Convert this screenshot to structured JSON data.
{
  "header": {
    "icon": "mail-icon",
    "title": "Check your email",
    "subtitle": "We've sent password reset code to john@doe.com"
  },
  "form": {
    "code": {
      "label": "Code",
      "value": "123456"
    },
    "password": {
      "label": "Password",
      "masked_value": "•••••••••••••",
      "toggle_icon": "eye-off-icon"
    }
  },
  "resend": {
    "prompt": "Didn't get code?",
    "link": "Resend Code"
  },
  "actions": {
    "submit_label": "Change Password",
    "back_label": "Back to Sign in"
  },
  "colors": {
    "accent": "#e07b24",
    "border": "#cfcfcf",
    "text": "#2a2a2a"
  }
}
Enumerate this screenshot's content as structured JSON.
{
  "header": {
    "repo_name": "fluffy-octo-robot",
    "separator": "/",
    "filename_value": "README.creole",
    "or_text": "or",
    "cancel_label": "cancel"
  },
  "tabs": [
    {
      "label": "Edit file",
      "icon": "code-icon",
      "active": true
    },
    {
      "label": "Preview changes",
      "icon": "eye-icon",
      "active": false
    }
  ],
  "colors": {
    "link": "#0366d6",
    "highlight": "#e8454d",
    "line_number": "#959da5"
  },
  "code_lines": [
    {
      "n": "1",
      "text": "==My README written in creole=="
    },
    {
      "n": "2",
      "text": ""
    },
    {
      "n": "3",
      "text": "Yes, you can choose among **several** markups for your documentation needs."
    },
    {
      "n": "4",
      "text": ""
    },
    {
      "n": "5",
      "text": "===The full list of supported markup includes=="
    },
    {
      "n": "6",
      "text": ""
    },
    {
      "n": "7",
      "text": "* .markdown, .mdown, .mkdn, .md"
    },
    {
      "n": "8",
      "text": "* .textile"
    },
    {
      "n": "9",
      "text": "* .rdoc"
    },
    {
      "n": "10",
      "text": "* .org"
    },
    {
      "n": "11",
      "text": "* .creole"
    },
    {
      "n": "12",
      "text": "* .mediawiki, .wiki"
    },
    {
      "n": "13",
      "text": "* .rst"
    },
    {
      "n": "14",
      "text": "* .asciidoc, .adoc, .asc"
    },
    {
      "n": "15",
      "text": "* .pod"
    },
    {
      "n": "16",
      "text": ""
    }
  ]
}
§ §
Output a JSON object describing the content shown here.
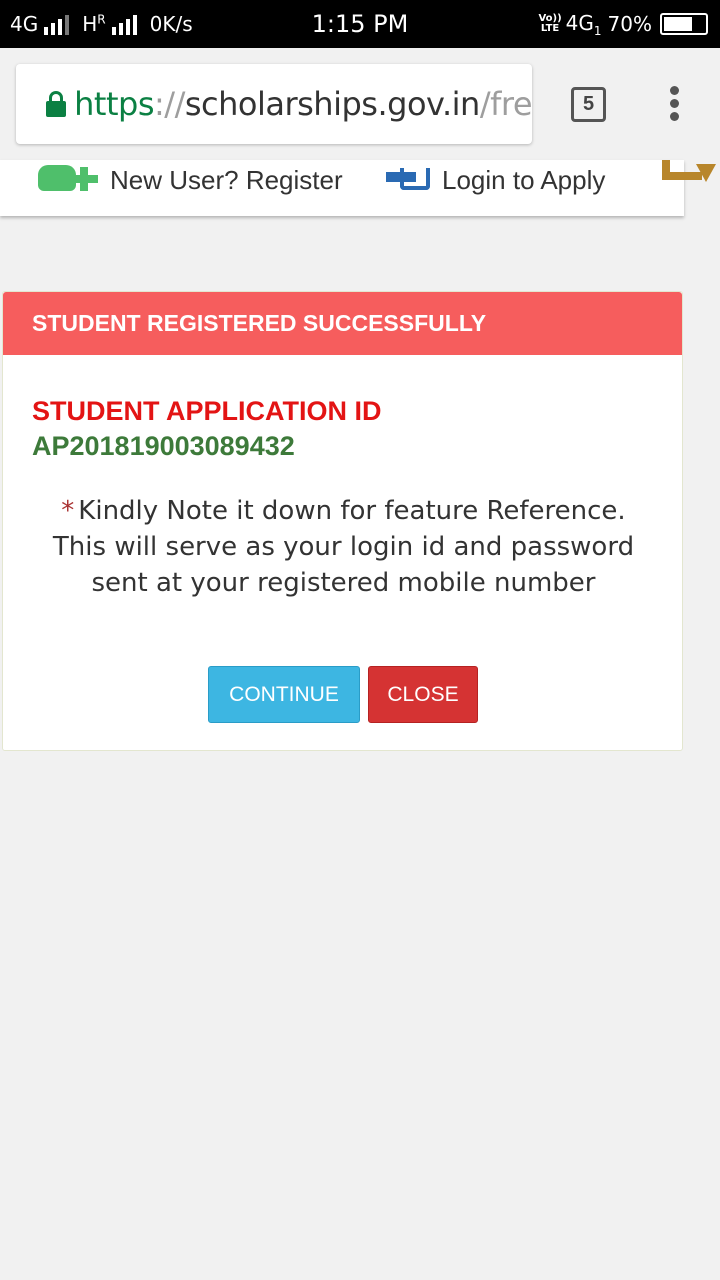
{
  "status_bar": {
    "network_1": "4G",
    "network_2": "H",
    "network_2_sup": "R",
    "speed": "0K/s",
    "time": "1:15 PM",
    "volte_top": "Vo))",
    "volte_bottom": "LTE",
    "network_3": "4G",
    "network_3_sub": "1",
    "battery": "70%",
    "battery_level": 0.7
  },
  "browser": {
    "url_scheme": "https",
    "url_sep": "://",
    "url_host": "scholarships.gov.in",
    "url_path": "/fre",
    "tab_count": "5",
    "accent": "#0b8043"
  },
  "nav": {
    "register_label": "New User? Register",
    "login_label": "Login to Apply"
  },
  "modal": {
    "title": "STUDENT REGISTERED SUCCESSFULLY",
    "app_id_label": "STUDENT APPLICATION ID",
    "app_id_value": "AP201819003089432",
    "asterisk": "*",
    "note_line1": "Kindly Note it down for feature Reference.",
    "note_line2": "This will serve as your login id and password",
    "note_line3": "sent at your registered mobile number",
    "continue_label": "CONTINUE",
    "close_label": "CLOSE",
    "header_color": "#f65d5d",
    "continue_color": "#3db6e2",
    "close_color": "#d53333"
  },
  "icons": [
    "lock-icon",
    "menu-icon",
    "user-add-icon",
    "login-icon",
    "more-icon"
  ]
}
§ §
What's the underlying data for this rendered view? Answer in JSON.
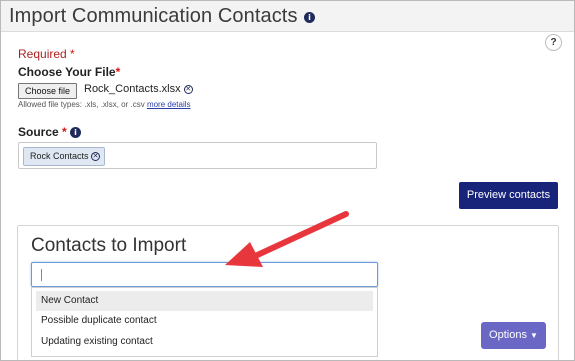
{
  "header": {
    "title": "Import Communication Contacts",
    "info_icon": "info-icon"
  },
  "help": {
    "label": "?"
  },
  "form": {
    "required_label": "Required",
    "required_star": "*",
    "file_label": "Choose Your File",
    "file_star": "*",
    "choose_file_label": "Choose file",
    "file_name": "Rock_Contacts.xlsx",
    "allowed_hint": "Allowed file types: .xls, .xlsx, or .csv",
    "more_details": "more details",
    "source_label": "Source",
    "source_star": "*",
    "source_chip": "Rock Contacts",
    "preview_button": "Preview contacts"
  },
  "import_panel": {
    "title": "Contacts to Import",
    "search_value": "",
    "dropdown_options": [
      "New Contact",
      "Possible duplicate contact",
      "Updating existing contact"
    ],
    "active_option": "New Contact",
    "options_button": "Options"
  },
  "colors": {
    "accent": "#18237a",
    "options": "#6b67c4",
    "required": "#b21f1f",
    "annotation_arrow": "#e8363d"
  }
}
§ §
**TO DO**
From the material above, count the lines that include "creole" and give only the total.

**ANSWER FOR THE TASK**
3